Recently I've been playing a game that I've been meaning to finish forever, MOO3, and something about it hit me that reminded of this episode. It is scaled complexity run amok. The worst part about the complexity is it forces you to go back and deal with things all the time.
Take espionage, it isn't like you move a slider like in the first game or hire a group of spies and send them all out to do a mission. You first have to pick the type of spy you want (only good for one mission), train him for several turns, hope he has good stats when he's done training, and then use him from time to time. Then you have to go back every so often and hire more because they retire after a time even if they aren't doing anything.
The thing about MOO3 is that you were never meant to micro-manage all the things you can micro-manage. The intention was for you to give guidelines to the AI on what to do, and then only go in and micro when there was some specific important thing you had to do. It was supposed to be mainly macro, but with the option to micro.
Yeah, save for FF12's gambits, AI tends to be troublesome. I tell a planet to build ships and then it puts all its money into research. Still, it's the responsibility of the developers to make sure a feature like that is working before unleashing it on the general public.
TBH, I really love the PTO series method of ship building.

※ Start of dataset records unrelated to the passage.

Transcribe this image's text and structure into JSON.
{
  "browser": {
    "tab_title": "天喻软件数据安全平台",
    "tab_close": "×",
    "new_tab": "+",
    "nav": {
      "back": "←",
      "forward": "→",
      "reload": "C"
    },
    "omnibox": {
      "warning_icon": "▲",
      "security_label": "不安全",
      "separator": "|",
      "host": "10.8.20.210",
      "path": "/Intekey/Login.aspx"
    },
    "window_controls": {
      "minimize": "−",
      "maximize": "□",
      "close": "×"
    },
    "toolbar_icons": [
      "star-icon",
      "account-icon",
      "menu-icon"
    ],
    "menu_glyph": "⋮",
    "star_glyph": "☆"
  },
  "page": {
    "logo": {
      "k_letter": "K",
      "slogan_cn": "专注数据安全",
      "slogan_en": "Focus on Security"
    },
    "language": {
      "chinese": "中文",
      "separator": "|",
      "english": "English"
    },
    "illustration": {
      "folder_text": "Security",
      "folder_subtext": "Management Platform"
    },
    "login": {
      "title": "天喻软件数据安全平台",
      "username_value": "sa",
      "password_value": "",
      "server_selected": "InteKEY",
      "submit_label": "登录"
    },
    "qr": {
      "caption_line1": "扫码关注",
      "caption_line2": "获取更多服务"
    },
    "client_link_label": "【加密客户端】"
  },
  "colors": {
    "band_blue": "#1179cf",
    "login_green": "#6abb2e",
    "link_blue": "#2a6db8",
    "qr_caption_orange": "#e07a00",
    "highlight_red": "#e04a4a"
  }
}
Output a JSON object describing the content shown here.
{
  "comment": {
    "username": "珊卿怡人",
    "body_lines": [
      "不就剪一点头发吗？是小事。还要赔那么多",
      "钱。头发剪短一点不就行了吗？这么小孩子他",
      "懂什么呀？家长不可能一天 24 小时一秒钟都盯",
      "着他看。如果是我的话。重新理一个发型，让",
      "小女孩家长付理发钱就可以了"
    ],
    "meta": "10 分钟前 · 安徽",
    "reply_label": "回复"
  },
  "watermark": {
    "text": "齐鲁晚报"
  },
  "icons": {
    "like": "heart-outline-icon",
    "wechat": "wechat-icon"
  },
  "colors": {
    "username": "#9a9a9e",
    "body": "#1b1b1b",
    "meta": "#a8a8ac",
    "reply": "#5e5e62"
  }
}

You know, depth is one of those words that get thrown around a lot in story-telling, but I'm not entirely sure what that entails... I think a lot of people would think of Depth and Complexity as the same thing, but I THINK I know there's a difference; like it's possible for a story to be "deep" but easily understandable... Though I have a feeling, most people won't think it's deep BECAUSE people can understand it better. Like they're some sort of hipster or something.